Prompt:
Each line of the data below that carries the word "description" needs to be copied.

Supplied data:

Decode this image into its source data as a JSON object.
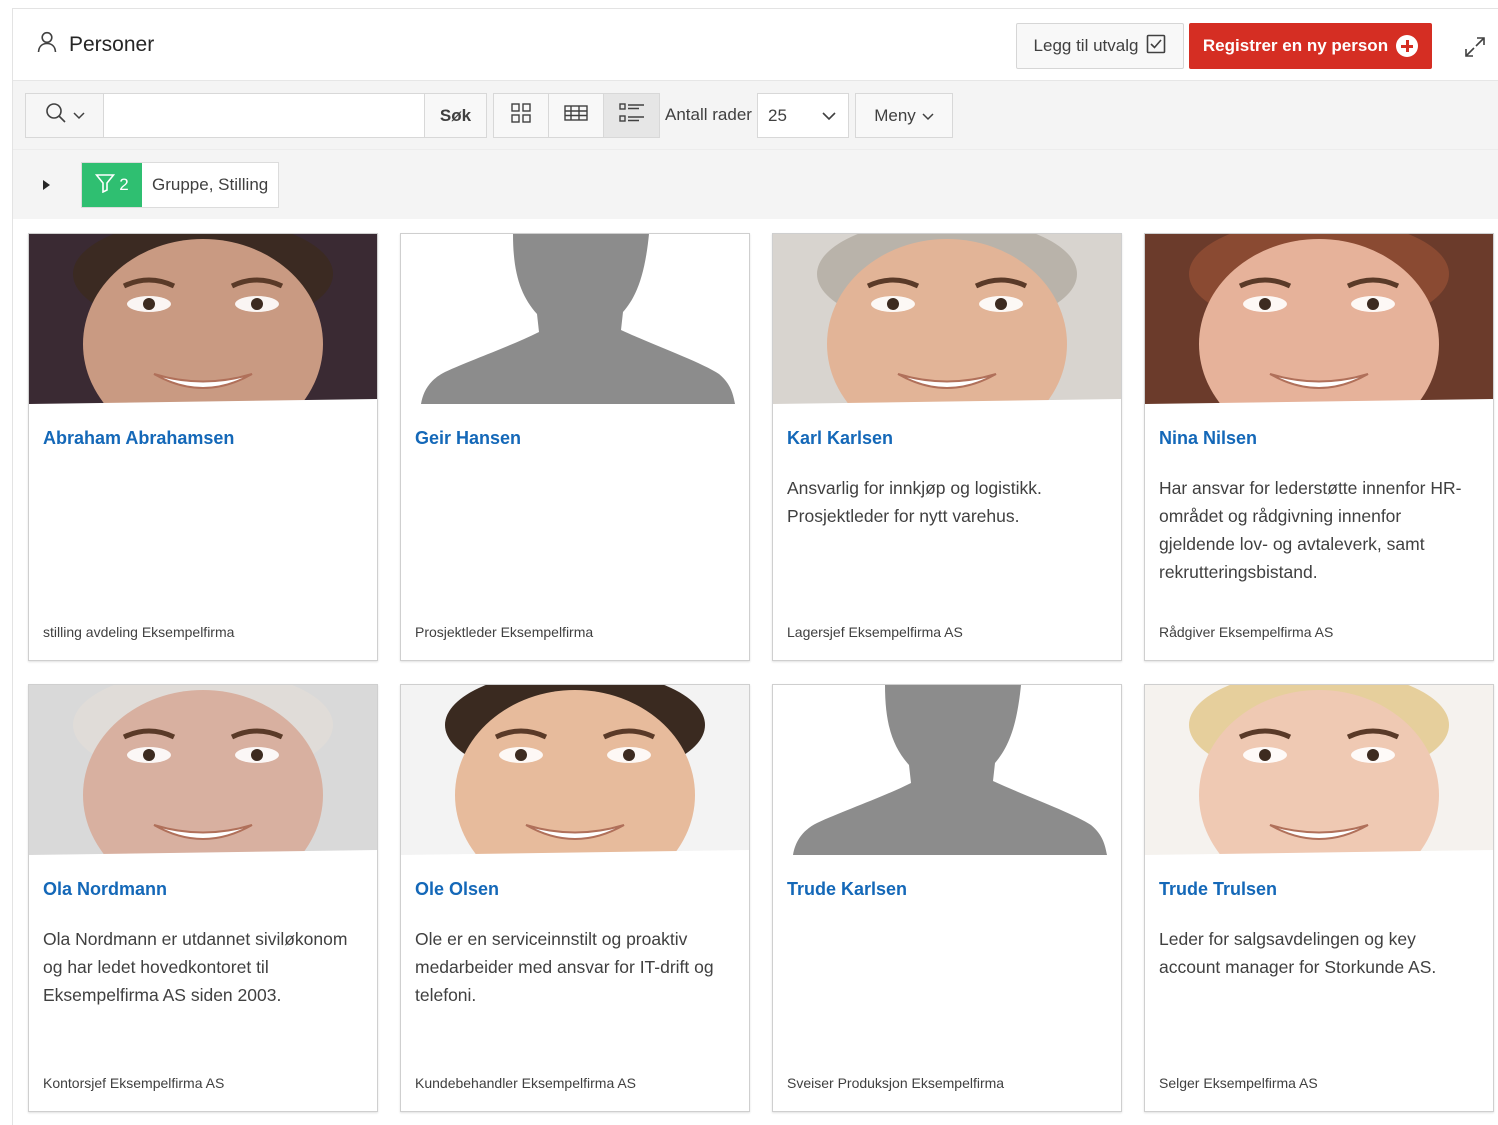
{
  "header": {
    "title": "Personer",
    "add_to_selection_label": "Legg til utvalg",
    "register_label": "Registrer en ny person"
  },
  "toolbar": {
    "search_placeholder": "",
    "search_button": "Søk",
    "rows_label": "Antall rader",
    "rows_value": "25",
    "menu_label": "Meny"
  },
  "filter": {
    "count": "2",
    "text": "Gruppe, Stilling"
  },
  "colors": {
    "accent_red": "#d52e23",
    "filter_green": "#2fbf71",
    "link_blue": "#1468b8"
  },
  "persons": [
    {
      "name": "Abraham Abrahamsen",
      "description": "",
      "meta": "stilling avdeling Eksempelfirma",
      "photo": "photo"
    },
    {
      "name": "Geir Hansen",
      "description": "",
      "meta": "Prosjektleder Eksempelfirma",
      "photo": "silhouette"
    },
    {
      "name": "Karl Karlsen",
      "description": "Ansvarlig for innkjøp og logistikk. Prosjektleder for nytt varehus.",
      "meta": "Lagersjef Eksempelfirma AS",
      "photo": "photo"
    },
    {
      "name": "Nina Nilsen",
      "description": "Har ansvar for lederstøtte innenfor HR-området og rådgivning innenfor gjeldende lov- og avtaleverk, samt rekrutteringsbistand.",
      "meta": "Rådgiver Eksempelfirma AS",
      "photo": "photo"
    },
    {
      "name": "Ola Nordmann",
      "description": "Ola Nordmann er utdannet siviløkonom og har ledet hovedkontoret til Eksempelfirma AS siden 2003.",
      "meta": "Kontorsjef Eksempelfirma AS",
      "photo": "photo"
    },
    {
      "name": "Ole Olsen",
      "description": "Ole er en serviceinnstilt og proaktiv medarbeider med ansvar for IT-drift og telefoni.",
      "meta": "Kundebehandler Eksempelfirma AS",
      "photo": "photo"
    },
    {
      "name": "Trude Karlsen",
      "description": "",
      "meta": "Sveiser Produksjon Eksempelfirma",
      "photo": "silhouette"
    },
    {
      "name": "Trude Trulsen",
      "description": "Leder for salgsavdelingen og key account manager for Storkunde AS.",
      "meta": "Selger Eksempelfirma AS",
      "photo": "photo"
    }
  ]
}
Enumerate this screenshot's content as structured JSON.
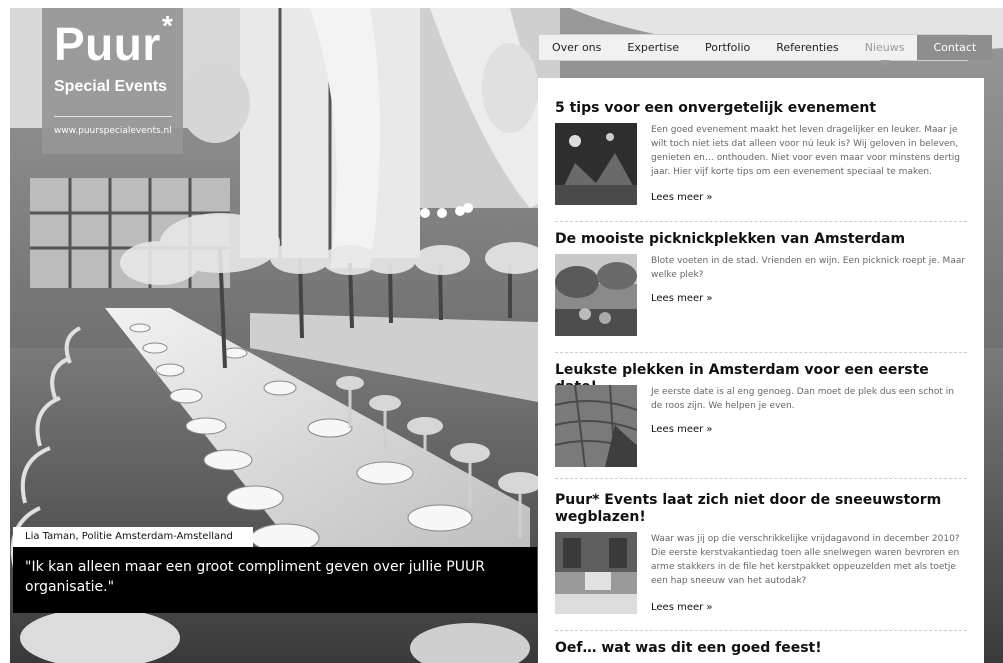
{
  "logo": {
    "name": "Puur",
    "star": "*",
    "tagline": "Special Events",
    "url": "www.puurspecialevents.nl"
  },
  "nav": {
    "items": [
      "Over ons",
      "Expertise",
      "Portfolio",
      "Referenties",
      "Nieuws"
    ],
    "active": "Nieuws",
    "contact": "Contact"
  },
  "articles": [
    {
      "title": "5 tips voor een onvergetelijk evenement",
      "text": "Een goed evenement maakt het leven dragelijker en leuker. Maar je wilt toch niet iets dat alleen voor nú leuk is? Wij geloven in beleven, genieten en… onthouden. Niet voor even maar voor minstens dertig jaar. Hier vijf korte tips om een evenement speciaal te maken.",
      "more": "Lees meer »"
    },
    {
      "title": "De mooiste picknickplekken van Amsterdam",
      "text": "Blote voeten in de stad. Vrienden en wijn. Een picknick roept je. Maar welke plek?",
      "more": "Lees meer »"
    },
    {
      "title": "Leukste plekken in Amsterdam voor een eerste date!",
      "text": "Je eerste date is al eng genoeg. Dan moet de plek dus een schot in de roos zijn. We helpen je even.",
      "more": "Lees meer »"
    },
    {
      "title": "Puur* Events laat zich niet door de sneeuwstorm wegblazen!",
      "text": "Waar was jij op die verschrikkelijke vrijdagavond in december 2010? Die eerste kerstvakantiedag toen alle snelwegen waren bevroren en arme stakkers in de file het kerstpakket oppeuzelden met als toetje een hap sneeuw van het autodak?",
      "more": "Lees meer »"
    },
    {
      "title": "Oef… wat was dit een goed feest!"
    }
  ],
  "testimonial": {
    "author": "Lia Taman, Politie Amsterdam-Amstelland",
    "quote": "\"Ik kan alleen maar een groot compliment geven over jullie PUUR organisatie.\""
  }
}
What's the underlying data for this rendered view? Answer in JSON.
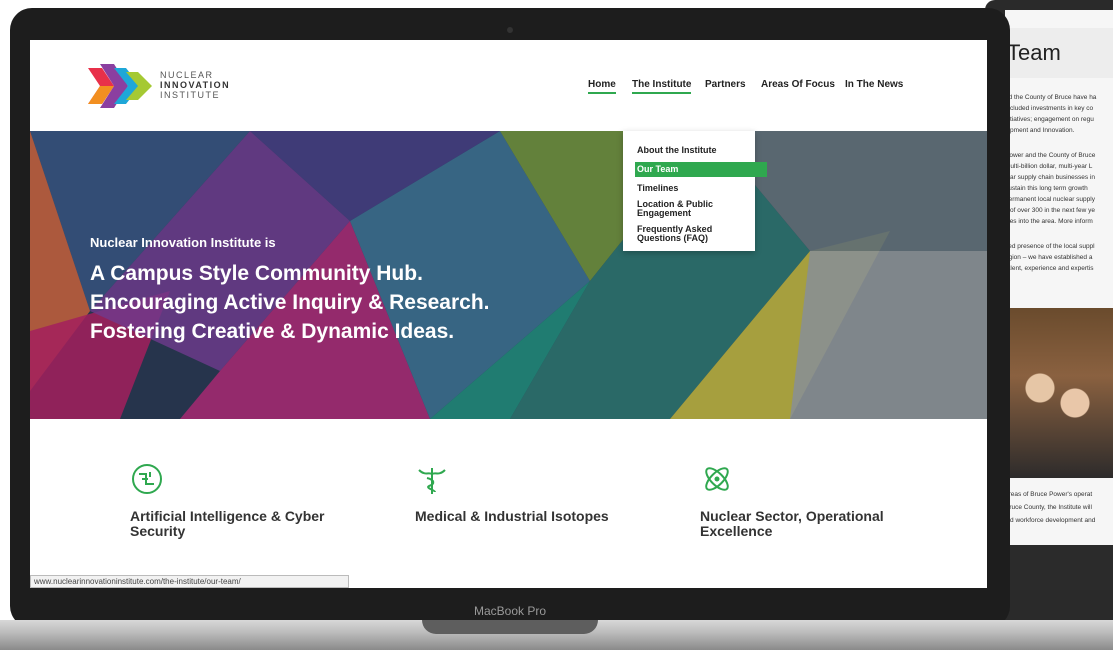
{
  "tablet": {
    "title": "Team",
    "lines": [
      "nd the County of Bruce have ha",
      "included investments in key co",
      "nitiatives; engagement on regu",
      "lopment and Innovation.",
      "Power and the County of Bruce",
      "multi-billion dollar, multi-year L",
      "lear supply chain businesses in",
      "sustain this long term growth",
      "permanent local nuclear supply",
      "s of over 300 in the next few ye",
      "ives into the area. More inform",
      "sed presence of the local suppl",
      "egion – we have established a",
      "talent, experience and expertis",
      "areas of Bruce Power's operat",
      "Bruce County, the Institute will",
      "led workforce development and"
    ]
  },
  "laptop": {
    "label": "MacBook Pro"
  },
  "site": {
    "logo": {
      "line1": "NUCLEAR",
      "line2": "INNOVATION",
      "line3": "INSTITUTE"
    },
    "nav": [
      "Home",
      "The Institute",
      "Partners",
      "Areas Of Focus",
      "In The News"
    ],
    "dropdown": [
      "About the Institute",
      "Our Team",
      "Timelines",
      "Location & Public Engagement",
      "Frequently Asked Questions (FAQ)"
    ],
    "hero": {
      "kicker": "Nuclear Innovation Institute is",
      "lines": [
        "A Campus Style Community Hub.",
        "Encouraging Active Inquiry & Research.",
        "Fostering Creative & Dynamic Ideas."
      ]
    },
    "features": [
      {
        "title": "Artificial Intelligence & Cyber Security",
        "icon": "brain-circuit-icon"
      },
      {
        "title": "Medical & Industrial Isotopes",
        "icon": "caduceus-icon"
      },
      {
        "title": "Nuclear Sector, Operational Excellence",
        "icon": "atom-icon"
      }
    ],
    "status_url": "www.nuclearinnovationinstitute.com/the-institute/our-team/",
    "colors": {
      "accent": "#2fa84f"
    }
  }
}
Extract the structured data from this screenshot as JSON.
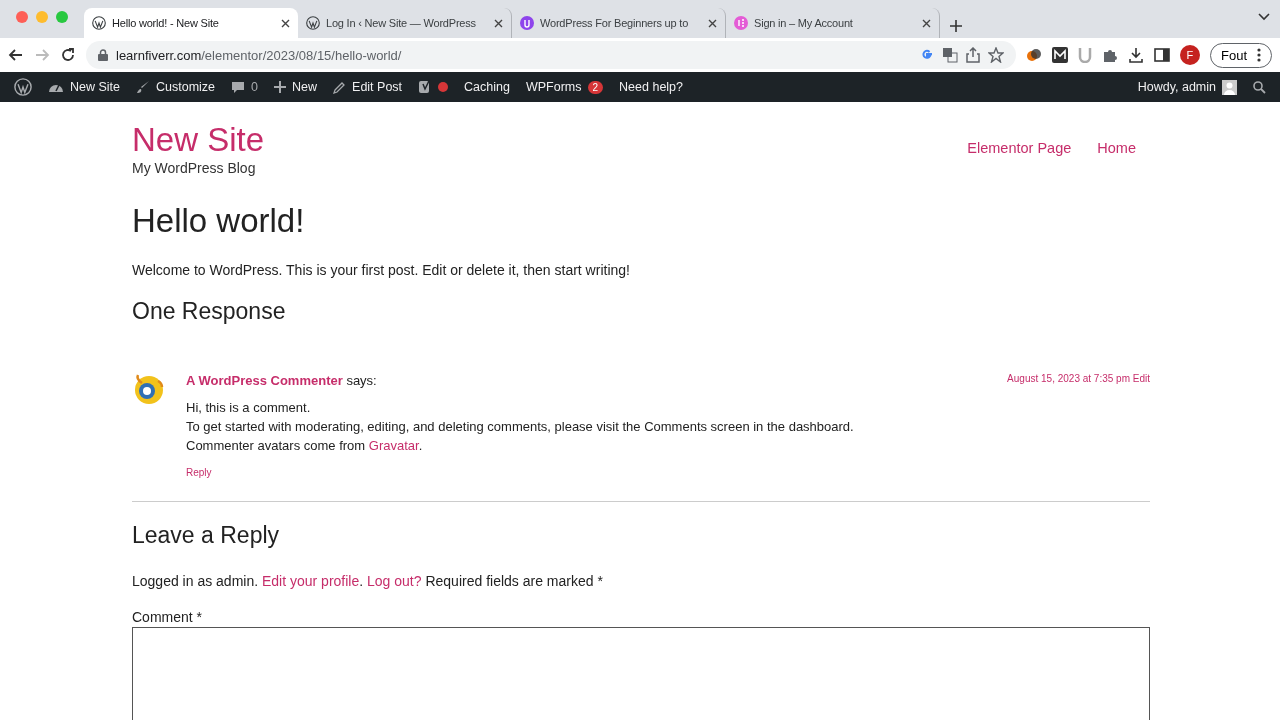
{
  "browser": {
    "tabs": [
      {
        "title": "Hello world! - New Site",
        "kind": "wordpress",
        "selected": true
      },
      {
        "title": "Log In ‹ New Site — WordPress",
        "kind": "wordpress",
        "selected": false
      },
      {
        "title": "WordPress For Beginners up to",
        "kind": "course",
        "selected": false
      },
      {
        "title": "Sign in – My Account",
        "kind": "account",
        "selected": false
      }
    ],
    "url": {
      "host": "learnfiverr.com",
      "path": "/elementor/2023/08/15/hello-world/"
    },
    "profile_initial": "F",
    "profile_button": "Fout"
  },
  "admin_bar": {
    "items": [
      {
        "kind": "dashboard",
        "label": "New Site"
      },
      {
        "kind": "customize",
        "label": "Customize"
      },
      {
        "kind": "comments",
        "label": "0"
      },
      {
        "kind": "new",
        "label": "New"
      },
      {
        "kind": "edit",
        "label": "Edit Post"
      },
      {
        "kind": "seo"
      },
      {
        "kind": "plain",
        "label": "Caching"
      },
      {
        "kind": "badge",
        "label": "WPForms",
        "badge": "2"
      },
      {
        "kind": "plain",
        "label": "Need help?"
      }
    ],
    "howdy": "Howdy, admin"
  },
  "site": {
    "title": "New Site",
    "tagline": "My WordPress Blog",
    "nav": [
      "Elementor Page",
      "Home"
    ]
  },
  "post": {
    "title": "Hello world!",
    "body": "Welcome to WordPress. This is your first post. Edit or delete it, then start writing!"
  },
  "comments": {
    "heading": "One Response",
    "list": [
      {
        "author": "A WordPress Commenter",
        "says": "says:",
        "date": "August 15, 2023 at 7:35 pm",
        "edit": "Edit",
        "lines": [
          "Hi, this is a comment.",
          "To get started with moderating, editing, and deleting comments, please visit the Comments screen in the dashboard."
        ],
        "last_line": {
          "before": "Commenter avatars come from ",
          "link": "Gravatar",
          "after": "."
        },
        "reply": "Reply"
      }
    ]
  },
  "reply_form": {
    "heading": "Leave a Reply",
    "logged_in": {
      "before": "Logged in as admin. ",
      "profile_link": "Edit your profile",
      "between": ". ",
      "logout_link": "Log out?",
      "after": " Required fields are marked *"
    },
    "comment_label": "Comment *"
  }
}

Reply:
      "description": "",
      "description": "",
      "description": "Ansvarlig for innkjøp og logistikk. Prosjektleder for nytt varehus.",
      "description": "Har ansvar for lederstøtte innenfor HR-området og rådgivning innenfor gjeldende lov- og avtaleverk, samt rekrutteringsbistand.",
      "description": "Ola Nordmann er utdannet siviløkonom og har ledet hovedkontoret til Eksempelfirma AS siden 2003.",
      "description": "Ole er en serviceinnstilt og proaktiv medarbeider med ansvar for IT-drift og telefoni.",
      "description": "",
      "description": "Leder for salgsavdelingen og key account manager for Storkunde AS.",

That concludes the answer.